(Supplied records Opens)
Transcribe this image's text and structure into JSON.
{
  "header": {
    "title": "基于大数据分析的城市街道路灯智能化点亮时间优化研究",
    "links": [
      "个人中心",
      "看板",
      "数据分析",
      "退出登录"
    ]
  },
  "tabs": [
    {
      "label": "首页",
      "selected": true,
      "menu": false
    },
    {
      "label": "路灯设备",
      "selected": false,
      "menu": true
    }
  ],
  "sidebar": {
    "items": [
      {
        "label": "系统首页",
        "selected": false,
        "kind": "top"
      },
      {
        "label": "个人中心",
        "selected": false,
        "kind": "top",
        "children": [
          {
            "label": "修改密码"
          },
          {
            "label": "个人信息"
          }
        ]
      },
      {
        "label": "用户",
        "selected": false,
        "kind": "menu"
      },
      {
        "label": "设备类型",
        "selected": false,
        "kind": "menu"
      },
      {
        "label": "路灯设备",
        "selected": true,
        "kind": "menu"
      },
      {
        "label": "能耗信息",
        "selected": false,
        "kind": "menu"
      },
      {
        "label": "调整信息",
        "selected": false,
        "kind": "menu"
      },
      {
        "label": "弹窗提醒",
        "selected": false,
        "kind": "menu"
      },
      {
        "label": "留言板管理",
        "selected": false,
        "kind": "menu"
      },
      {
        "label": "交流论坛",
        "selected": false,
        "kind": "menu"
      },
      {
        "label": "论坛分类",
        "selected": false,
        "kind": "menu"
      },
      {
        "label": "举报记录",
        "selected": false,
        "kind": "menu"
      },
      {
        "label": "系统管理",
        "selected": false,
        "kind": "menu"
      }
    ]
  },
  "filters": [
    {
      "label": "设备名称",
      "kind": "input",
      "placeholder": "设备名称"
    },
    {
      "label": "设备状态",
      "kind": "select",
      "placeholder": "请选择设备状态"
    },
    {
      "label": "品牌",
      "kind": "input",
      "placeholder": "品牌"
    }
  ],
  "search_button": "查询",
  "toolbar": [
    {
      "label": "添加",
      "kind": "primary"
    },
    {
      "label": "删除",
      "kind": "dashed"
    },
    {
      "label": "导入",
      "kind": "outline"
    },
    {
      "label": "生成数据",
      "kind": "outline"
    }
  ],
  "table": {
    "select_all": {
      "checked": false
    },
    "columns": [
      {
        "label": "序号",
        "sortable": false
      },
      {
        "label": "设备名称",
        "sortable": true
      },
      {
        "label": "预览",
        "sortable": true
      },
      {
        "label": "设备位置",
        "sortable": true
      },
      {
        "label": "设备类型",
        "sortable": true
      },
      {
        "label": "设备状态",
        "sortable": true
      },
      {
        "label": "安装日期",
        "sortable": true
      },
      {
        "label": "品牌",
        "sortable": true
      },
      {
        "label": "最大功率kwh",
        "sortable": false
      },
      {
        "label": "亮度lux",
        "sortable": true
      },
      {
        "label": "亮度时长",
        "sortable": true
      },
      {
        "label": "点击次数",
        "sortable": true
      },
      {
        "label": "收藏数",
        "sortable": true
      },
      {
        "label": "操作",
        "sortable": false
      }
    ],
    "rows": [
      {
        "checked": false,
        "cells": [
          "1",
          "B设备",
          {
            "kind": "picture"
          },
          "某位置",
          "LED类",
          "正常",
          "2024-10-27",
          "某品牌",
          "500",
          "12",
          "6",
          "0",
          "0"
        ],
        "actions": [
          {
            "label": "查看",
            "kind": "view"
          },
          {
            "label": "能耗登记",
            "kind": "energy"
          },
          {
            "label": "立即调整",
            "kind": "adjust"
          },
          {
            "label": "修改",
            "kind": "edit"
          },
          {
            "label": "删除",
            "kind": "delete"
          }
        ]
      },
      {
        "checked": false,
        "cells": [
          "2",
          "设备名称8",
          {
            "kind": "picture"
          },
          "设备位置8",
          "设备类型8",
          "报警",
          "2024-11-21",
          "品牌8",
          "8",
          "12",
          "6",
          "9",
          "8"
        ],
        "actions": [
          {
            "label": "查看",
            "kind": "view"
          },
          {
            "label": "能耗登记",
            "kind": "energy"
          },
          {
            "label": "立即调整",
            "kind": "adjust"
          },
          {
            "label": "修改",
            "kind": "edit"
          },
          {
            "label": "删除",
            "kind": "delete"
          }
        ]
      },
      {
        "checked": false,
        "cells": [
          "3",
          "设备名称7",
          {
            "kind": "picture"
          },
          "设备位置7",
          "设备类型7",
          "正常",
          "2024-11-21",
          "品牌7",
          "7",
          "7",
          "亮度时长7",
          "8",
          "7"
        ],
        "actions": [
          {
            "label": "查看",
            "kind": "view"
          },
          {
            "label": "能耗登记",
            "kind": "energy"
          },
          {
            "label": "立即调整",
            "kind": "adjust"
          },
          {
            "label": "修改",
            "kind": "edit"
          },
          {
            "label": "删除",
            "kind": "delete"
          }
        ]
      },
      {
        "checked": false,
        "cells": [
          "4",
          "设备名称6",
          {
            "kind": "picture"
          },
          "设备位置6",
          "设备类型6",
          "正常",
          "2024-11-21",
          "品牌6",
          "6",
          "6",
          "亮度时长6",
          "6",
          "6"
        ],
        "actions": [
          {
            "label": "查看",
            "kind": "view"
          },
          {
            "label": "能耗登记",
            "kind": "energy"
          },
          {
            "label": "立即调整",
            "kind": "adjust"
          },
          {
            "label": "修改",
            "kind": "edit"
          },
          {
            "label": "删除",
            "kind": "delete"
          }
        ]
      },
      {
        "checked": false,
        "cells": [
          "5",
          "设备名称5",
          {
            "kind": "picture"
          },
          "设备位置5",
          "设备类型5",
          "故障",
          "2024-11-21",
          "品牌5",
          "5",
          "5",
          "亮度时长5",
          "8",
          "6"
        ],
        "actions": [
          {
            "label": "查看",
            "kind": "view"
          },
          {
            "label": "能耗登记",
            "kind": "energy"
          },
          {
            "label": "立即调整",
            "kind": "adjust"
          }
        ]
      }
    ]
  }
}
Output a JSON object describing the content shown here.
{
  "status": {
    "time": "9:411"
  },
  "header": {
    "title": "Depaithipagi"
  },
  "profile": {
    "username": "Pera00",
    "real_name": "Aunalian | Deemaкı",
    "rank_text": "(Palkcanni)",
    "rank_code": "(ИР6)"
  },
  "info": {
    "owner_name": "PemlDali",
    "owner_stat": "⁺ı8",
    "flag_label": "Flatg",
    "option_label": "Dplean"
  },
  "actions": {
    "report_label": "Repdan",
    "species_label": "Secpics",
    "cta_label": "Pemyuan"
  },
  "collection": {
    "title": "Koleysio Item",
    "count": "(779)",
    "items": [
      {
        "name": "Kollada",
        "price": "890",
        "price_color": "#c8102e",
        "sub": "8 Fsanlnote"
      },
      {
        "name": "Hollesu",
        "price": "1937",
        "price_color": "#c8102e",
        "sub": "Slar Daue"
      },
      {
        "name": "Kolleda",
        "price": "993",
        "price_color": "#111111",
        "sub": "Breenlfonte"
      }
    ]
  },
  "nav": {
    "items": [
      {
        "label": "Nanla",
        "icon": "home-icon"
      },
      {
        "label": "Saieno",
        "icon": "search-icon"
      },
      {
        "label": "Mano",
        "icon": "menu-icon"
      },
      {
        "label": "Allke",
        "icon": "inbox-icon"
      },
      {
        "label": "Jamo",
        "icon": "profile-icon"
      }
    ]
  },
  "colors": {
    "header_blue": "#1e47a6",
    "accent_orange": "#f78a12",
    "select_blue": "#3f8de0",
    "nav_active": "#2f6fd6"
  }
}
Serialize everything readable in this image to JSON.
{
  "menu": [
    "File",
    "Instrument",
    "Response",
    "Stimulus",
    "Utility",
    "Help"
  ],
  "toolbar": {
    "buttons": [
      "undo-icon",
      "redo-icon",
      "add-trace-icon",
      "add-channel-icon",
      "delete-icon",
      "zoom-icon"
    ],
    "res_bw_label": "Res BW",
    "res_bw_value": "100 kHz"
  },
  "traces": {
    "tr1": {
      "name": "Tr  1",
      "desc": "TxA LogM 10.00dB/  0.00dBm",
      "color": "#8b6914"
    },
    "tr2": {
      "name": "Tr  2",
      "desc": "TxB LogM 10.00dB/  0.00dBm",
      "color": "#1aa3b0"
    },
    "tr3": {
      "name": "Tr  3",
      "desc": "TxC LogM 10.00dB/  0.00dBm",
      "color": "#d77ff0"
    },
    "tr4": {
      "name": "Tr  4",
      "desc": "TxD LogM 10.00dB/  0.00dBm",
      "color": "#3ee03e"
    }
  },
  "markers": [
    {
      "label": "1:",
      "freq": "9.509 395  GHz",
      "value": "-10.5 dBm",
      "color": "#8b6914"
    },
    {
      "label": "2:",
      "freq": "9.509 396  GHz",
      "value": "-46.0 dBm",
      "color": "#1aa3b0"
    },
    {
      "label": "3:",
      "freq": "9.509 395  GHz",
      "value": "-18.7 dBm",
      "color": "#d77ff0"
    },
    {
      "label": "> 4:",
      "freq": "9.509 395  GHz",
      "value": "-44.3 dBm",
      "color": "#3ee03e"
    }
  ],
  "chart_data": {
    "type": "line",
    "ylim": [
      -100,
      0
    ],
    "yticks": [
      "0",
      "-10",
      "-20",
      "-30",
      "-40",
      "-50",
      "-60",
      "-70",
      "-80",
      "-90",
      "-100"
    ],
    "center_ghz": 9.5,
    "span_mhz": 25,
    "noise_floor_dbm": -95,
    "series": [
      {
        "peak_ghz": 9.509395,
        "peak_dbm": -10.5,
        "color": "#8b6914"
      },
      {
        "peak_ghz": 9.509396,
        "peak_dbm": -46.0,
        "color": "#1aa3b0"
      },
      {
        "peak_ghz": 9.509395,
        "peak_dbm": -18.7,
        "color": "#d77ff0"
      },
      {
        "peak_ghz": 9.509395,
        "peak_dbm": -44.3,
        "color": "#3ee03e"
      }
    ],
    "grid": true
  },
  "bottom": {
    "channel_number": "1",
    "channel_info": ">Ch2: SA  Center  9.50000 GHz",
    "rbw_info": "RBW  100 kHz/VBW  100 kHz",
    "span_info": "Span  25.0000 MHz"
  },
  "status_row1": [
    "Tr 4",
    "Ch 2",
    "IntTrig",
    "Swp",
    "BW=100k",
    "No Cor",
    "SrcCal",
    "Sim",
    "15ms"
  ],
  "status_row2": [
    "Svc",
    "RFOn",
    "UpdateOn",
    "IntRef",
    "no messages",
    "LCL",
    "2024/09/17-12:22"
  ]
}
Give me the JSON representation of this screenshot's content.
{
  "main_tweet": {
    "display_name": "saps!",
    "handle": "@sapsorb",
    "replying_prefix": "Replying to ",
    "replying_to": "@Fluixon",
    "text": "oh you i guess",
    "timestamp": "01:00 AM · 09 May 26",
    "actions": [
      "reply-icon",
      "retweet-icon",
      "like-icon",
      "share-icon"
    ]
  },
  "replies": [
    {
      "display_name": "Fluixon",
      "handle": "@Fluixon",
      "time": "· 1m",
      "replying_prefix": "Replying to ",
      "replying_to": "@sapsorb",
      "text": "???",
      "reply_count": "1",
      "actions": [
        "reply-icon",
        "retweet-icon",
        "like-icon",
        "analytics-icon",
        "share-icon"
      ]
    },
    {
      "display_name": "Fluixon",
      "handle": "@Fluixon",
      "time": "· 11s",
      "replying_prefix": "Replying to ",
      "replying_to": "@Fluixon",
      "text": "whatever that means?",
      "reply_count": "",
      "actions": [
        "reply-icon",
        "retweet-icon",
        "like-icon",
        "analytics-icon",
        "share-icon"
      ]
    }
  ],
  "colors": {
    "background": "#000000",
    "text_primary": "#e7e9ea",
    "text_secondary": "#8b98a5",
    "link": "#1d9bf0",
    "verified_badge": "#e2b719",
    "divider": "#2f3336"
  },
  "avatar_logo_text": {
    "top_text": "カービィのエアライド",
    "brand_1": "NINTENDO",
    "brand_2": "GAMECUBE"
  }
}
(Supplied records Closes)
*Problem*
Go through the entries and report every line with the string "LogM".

*Reply*
      "desc": "TxA LogM 10.00dB/  0.00dBm",
      "desc": "TxB LogM 10.00dB/  0.00dBm",
      "desc": "TxC LogM 10.00dB/  0.00dBm",
      "desc": "TxD LogM 10.00dB/  0.00dBm",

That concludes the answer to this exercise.